No, the voltage does not distribute equally.
The reverse leakage current for diodes is not a carefully controlled parameter, and can vary substantially from unit to unit, even from the same manufacturing batch. When placed in series, the diodes with the lowest leakage current will have the highest voltage across them, which will cause them to fail, which in turn will apply excessive voltage to the remaining diodes, causing them to fail as well.
The usual solution is to put a high-value resistor in parallel with each diode. Select the value of the resistor so that the current through the resistor (when the diodes are reverse-biased) is about 10× the worst-case leakage current of any diode. This means that the reverse voltage that appears across the diodes will not vary by more than about 10%.
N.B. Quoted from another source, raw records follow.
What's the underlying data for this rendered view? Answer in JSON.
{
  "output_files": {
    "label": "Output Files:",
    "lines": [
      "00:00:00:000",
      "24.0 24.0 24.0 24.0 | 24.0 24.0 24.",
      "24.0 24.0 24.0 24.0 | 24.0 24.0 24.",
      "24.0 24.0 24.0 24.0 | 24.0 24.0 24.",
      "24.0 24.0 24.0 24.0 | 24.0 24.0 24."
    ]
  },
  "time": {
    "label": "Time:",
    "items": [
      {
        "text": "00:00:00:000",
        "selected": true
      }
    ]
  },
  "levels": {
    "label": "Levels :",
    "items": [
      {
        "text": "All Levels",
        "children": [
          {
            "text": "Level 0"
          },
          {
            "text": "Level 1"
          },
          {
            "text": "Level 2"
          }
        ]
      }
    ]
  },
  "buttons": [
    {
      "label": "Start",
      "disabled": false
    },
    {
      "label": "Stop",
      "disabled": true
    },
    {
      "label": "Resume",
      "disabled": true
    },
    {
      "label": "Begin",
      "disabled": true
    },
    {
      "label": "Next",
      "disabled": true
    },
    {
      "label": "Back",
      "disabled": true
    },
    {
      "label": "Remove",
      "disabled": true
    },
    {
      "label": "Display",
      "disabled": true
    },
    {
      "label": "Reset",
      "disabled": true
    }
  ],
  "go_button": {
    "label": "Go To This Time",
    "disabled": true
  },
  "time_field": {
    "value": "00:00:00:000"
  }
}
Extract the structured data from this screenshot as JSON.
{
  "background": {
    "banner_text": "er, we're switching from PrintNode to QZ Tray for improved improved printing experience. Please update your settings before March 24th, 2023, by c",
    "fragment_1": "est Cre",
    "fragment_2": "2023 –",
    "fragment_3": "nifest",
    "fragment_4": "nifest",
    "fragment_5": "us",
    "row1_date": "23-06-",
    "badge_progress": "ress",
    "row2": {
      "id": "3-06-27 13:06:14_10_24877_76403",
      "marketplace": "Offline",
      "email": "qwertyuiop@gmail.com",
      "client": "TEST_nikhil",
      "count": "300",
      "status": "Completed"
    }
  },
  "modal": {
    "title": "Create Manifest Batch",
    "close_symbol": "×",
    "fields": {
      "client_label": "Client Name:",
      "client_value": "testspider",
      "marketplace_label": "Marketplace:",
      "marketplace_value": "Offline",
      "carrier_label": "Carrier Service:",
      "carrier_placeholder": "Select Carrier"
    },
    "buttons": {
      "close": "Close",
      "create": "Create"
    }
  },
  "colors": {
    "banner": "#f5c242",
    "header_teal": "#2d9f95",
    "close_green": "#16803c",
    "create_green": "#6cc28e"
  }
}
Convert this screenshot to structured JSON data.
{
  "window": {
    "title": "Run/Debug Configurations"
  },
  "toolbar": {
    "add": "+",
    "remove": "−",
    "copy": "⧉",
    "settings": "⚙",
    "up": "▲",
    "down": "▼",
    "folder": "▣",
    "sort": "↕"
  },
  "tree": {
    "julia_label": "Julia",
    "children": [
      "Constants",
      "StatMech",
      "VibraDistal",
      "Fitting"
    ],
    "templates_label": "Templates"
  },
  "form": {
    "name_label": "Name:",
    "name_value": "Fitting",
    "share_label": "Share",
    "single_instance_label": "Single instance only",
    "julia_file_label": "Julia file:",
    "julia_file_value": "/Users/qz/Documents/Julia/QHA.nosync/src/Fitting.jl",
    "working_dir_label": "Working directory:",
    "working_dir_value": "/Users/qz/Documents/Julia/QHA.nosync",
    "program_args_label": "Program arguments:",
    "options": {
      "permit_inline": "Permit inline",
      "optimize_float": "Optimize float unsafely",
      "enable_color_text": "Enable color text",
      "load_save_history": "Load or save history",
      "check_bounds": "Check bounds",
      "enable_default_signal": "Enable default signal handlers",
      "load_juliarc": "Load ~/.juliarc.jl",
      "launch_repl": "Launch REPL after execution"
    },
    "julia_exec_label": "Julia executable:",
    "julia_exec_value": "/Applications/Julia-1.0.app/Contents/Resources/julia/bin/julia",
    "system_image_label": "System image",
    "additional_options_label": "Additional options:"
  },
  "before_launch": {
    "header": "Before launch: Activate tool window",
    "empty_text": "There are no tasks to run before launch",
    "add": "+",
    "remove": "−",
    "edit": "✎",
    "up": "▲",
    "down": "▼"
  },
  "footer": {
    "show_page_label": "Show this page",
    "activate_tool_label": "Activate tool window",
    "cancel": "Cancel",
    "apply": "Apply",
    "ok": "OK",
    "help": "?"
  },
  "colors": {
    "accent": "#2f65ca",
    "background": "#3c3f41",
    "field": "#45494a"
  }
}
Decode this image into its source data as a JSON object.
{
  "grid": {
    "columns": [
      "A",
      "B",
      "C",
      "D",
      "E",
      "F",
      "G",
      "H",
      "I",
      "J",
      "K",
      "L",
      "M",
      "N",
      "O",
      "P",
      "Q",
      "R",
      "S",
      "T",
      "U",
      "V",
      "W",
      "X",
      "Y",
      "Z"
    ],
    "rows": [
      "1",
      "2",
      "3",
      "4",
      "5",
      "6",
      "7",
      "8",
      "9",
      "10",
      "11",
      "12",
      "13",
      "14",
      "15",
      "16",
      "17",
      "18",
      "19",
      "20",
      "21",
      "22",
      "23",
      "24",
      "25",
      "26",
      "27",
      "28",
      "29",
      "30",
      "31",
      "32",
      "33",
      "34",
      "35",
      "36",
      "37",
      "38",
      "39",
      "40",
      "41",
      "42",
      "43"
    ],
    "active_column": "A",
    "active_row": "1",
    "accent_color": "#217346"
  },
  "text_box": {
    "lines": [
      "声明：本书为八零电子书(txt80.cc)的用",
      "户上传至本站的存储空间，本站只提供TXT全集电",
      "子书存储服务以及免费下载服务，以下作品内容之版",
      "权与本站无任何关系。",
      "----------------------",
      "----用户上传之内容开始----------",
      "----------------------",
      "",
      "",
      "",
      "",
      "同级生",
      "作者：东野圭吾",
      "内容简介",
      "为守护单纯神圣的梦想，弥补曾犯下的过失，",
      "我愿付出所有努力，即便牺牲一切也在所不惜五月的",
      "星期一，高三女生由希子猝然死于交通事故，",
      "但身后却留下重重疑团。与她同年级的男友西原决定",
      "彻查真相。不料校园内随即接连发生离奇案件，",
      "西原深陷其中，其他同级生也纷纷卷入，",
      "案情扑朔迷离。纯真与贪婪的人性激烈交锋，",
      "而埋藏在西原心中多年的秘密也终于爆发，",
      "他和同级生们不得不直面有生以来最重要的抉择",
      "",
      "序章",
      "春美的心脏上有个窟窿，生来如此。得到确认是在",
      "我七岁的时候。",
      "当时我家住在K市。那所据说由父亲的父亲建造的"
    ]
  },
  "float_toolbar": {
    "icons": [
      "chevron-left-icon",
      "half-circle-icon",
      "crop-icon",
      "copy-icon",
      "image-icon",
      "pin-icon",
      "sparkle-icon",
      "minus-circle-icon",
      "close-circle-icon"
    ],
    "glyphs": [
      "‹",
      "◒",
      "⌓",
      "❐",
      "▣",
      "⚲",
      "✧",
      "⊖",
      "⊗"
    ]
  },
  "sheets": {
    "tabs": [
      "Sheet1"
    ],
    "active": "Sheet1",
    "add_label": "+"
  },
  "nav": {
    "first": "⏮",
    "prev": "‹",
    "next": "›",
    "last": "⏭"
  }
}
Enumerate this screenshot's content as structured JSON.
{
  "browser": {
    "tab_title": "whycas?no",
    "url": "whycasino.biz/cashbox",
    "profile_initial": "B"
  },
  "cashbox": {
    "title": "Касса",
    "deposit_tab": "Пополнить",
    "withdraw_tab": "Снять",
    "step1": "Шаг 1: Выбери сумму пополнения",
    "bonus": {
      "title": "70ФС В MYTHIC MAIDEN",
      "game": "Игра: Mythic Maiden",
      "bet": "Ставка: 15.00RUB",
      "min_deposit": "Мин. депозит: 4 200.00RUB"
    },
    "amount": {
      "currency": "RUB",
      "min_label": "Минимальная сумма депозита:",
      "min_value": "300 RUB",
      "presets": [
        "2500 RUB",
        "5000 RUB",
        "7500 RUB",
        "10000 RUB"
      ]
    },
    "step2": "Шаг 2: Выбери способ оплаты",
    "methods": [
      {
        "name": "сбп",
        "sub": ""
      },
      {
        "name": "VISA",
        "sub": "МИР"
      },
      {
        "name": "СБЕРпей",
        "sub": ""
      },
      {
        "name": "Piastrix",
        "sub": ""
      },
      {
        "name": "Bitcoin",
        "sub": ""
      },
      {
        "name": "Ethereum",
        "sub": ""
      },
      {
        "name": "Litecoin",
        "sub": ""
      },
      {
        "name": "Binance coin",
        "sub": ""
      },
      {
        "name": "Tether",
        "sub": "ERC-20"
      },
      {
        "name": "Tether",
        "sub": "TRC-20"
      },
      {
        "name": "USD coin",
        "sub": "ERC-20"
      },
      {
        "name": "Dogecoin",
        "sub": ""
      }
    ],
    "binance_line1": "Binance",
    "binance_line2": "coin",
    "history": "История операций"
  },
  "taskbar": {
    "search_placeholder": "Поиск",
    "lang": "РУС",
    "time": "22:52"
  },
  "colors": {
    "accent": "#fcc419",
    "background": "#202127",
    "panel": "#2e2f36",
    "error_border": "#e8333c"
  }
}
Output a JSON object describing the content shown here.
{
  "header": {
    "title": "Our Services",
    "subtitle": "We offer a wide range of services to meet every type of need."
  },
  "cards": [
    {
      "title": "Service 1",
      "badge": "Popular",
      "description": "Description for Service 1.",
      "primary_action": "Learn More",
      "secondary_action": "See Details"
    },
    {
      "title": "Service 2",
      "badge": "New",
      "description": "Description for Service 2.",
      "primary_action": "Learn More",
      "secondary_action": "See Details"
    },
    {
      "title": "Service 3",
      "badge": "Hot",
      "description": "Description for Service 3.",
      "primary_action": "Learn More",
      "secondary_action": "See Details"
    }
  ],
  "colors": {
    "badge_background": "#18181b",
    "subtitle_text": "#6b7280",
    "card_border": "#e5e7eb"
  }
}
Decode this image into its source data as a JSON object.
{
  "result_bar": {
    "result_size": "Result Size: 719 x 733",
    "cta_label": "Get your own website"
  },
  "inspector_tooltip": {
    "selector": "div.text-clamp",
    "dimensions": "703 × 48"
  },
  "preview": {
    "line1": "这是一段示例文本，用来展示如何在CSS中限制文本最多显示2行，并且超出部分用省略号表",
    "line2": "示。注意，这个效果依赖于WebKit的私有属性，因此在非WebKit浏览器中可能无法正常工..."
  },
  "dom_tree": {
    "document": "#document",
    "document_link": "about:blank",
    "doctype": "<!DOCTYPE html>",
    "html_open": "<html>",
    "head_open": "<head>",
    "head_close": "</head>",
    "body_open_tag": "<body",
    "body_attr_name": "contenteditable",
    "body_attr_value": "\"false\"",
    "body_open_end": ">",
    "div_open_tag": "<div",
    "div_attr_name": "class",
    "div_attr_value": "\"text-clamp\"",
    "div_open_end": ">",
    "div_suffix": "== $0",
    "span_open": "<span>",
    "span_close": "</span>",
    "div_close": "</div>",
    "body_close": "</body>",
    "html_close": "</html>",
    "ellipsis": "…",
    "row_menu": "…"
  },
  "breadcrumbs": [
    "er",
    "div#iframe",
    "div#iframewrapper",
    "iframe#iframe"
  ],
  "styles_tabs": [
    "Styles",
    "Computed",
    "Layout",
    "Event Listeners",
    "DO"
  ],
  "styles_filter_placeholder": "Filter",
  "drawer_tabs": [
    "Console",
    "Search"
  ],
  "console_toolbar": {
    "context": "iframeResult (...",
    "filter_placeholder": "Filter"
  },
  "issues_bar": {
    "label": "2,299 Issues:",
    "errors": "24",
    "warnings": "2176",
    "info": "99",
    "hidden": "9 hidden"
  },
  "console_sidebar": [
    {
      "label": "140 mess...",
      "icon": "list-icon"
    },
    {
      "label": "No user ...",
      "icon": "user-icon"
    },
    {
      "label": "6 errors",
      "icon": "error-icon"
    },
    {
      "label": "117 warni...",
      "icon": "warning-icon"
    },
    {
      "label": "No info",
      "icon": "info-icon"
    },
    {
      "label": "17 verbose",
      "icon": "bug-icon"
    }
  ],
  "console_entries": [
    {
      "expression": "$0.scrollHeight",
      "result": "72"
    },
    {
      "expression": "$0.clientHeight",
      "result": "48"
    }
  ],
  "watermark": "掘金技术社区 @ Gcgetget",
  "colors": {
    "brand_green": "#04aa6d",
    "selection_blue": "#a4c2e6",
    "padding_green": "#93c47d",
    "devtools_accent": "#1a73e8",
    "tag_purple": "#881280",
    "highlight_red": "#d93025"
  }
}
Note that this still means that you need some margin in the ratings of diodes. For example, for 600V of peak reverse voltage, you should use four 200-V diodes, not three.
There is another phenomenon that comes into play as well. The diodes will not all "switch off" at the same speed when going from forward bias to reverse bias. Again, the "best" (fastest) diodes will fail first. The solution for this is to also place a capacitor, about 10 to 100 nF, in parallel with each diode. This limits the risetime (dV/dt) of the reverse voltage, allowing all of the diodes to switch before it rises too high.